Component data from apps and pages:
──────────────────────────────
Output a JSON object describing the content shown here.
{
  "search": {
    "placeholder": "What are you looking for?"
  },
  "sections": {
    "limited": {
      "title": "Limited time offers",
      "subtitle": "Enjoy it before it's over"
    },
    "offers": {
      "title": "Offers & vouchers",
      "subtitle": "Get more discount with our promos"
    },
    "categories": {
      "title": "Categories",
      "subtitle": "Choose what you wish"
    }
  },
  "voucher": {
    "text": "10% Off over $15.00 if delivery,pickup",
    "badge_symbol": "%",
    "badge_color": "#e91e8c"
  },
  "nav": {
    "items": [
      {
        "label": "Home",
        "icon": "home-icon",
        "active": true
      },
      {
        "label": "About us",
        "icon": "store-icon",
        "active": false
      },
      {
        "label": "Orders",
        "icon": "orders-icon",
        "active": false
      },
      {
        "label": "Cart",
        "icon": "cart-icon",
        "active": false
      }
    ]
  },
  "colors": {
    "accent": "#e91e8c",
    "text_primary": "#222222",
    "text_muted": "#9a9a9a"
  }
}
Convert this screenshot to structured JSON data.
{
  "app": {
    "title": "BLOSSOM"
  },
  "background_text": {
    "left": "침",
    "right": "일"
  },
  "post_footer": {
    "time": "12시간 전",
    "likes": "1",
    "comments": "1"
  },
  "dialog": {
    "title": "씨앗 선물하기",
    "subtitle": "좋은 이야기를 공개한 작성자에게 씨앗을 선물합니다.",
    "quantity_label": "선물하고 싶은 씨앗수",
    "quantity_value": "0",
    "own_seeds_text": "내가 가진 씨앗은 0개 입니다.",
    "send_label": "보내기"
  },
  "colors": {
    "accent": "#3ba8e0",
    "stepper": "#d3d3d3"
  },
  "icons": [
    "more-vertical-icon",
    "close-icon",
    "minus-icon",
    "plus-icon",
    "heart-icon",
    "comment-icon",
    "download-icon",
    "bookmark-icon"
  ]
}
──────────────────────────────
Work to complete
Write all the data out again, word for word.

Reply
Output a JSON object describing the content shown here.
{
  "search": {
    "placeholder": "What are you looking for?"
  },
  "sections": {
    "limited": {
      "title": "Limited time offers",
      "subtitle": "Enjoy it before it's over"
    },
    "offers": {
      "title": "Offers & vouchers",
      "subtitle": "Get more discount with our promos"
    },
    "categories": {
      "title": "Categories",
      "subtitle": "Choose what you wish"
    }
  },
  "voucher": {
    "text": "10% Off over $15.00 if delivery,pickup",
    "badge_symbol": "%",
    "badge_color": "#e91e8c"
  },
  "nav": {
    "items": [
      {
        "label": "Home",
        "icon": "home-icon",
        "active": true
      },
      {
        "label": "About us",
        "icon": "store-icon",
        "active": false
      },
      {
        "label": "Orders",
        "icon": "orders-icon",
        "active": false
      },
      {
        "label": "Cart",
        "icon": "cart-icon",
        "active": false
      }
    ]
  },
  "colors": {
    "accent": "#e91e8c",
    "text_primary": "#222222",
    "text_muted": "#9a9a9a"
  }
}
Convert this screenshot to structured JSON data.
{
  "app": {
    "title": "BLOSSOM"
  },
  "background_text": {
    "left": "침",
    "right": "일"
  },
  "post_footer": {
    "time": "12시간 전",
    "likes": "1",
    "comments": "1"
  },
  "dialog": {
    "title": "씨앗 선물하기",
    "subtitle": "좋은 이야기를 공개한 작성자에게 씨앗을 선물합니다.",
    "quantity_label": "선물하고 싶은 씨앗수",
    "quantity_value": "0",
    "own_seeds_text": "내가 가진 씨앗은 0개 입니다.",
    "send_label": "보내기"
  },
  "colors": {
    "accent": "#3ba8e0",
    "stepper": "#d3d3d3"
  },
  "icons": [
    "more-vertical-icon",
    "close-icon",
    "minus-icon",
    "plus-icon",
    "heart-icon",
    "comment-icon",
    "download-icon",
    "bookmark-icon"
  ]
}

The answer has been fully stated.